Element data from apps and pages:

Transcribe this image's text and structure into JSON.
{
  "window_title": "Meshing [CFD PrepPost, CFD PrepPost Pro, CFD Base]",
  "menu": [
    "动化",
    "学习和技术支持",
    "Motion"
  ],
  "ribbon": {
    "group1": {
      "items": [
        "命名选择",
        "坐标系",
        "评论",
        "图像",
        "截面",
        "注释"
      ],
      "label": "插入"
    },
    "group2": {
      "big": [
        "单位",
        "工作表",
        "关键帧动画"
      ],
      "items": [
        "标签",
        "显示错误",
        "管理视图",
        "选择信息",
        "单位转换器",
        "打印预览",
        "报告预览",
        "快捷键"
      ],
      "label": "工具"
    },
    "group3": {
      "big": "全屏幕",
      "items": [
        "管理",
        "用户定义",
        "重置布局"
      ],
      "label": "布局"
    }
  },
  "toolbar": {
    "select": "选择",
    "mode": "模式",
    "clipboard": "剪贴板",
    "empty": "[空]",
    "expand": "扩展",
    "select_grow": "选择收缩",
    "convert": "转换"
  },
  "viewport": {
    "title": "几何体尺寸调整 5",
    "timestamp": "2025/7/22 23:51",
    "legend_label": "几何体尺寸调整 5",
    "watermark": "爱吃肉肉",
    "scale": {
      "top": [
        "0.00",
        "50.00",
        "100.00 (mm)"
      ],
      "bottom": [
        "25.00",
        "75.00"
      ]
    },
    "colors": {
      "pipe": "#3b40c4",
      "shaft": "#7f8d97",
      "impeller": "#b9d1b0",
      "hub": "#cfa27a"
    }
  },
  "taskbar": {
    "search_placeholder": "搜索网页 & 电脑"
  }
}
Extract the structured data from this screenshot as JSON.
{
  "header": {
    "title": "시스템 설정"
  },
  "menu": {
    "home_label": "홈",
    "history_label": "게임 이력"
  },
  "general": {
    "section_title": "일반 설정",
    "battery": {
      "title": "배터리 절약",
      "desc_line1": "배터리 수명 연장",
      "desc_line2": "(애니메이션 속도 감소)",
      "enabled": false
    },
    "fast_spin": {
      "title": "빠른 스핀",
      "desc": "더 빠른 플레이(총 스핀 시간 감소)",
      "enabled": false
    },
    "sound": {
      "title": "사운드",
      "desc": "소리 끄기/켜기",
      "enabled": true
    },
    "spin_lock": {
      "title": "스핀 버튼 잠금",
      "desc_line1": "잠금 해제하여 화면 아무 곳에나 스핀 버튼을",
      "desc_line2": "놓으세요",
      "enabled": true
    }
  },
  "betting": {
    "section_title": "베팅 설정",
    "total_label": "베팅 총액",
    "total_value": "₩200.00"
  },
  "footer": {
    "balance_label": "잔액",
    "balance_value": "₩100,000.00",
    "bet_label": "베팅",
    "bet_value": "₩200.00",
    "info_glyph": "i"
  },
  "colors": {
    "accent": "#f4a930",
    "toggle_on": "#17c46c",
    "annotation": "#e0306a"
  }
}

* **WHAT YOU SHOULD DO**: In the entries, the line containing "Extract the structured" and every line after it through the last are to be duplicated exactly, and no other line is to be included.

* **TASK OUTPUT**:
Extract the structured data from this screenshot as JSON.
{
  "header": {
    "title": "시스템 설정"
  },
  "menu": {
    "home_label": "홈",
    "history_label": "게임 이력"
  },
  "general": {
    "section_title": "일반 설정",
    "battery": {
      "title": "배터리 절약",
      "desc_line1": "배터리 수명 연장",
      "desc_line2": "(애니메이션 속도 감소)",
      "enabled": false
    },
    "fast_spin": {
      "title": "빠른 스핀",
      "desc": "더 빠른 플레이(총 스핀 시간 감소)",
      "enabled": false
    },
    "sound": {
      "title": "사운드",
      "desc": "소리 끄기/켜기",
      "enabled": true
    },
    "spin_lock": {
      "title": "스핀 버튼 잠금",
      "desc_line1": "잠금 해제하여 화면 아무 곳에나 스핀 버튼을",
      "desc_line2": "놓으세요",
      "enabled": true
    }
  },
  "betting": {
    "section_title": "베팅 설정",
    "total_label": "베팅 총액",
    "total_value": "₩200.00"
  },
  "footer": {
    "balance_label": "잔액",
    "balance_value": "₩100,000.00",
    "bet_label": "베팅",
    "bet_value": "₩200.00",
    "info_glyph": "i"
  },
  "colors": {
    "accent": "#f4a930",
    "toggle_on": "#17c46c",
    "annotation": "#e0306a"
  }
}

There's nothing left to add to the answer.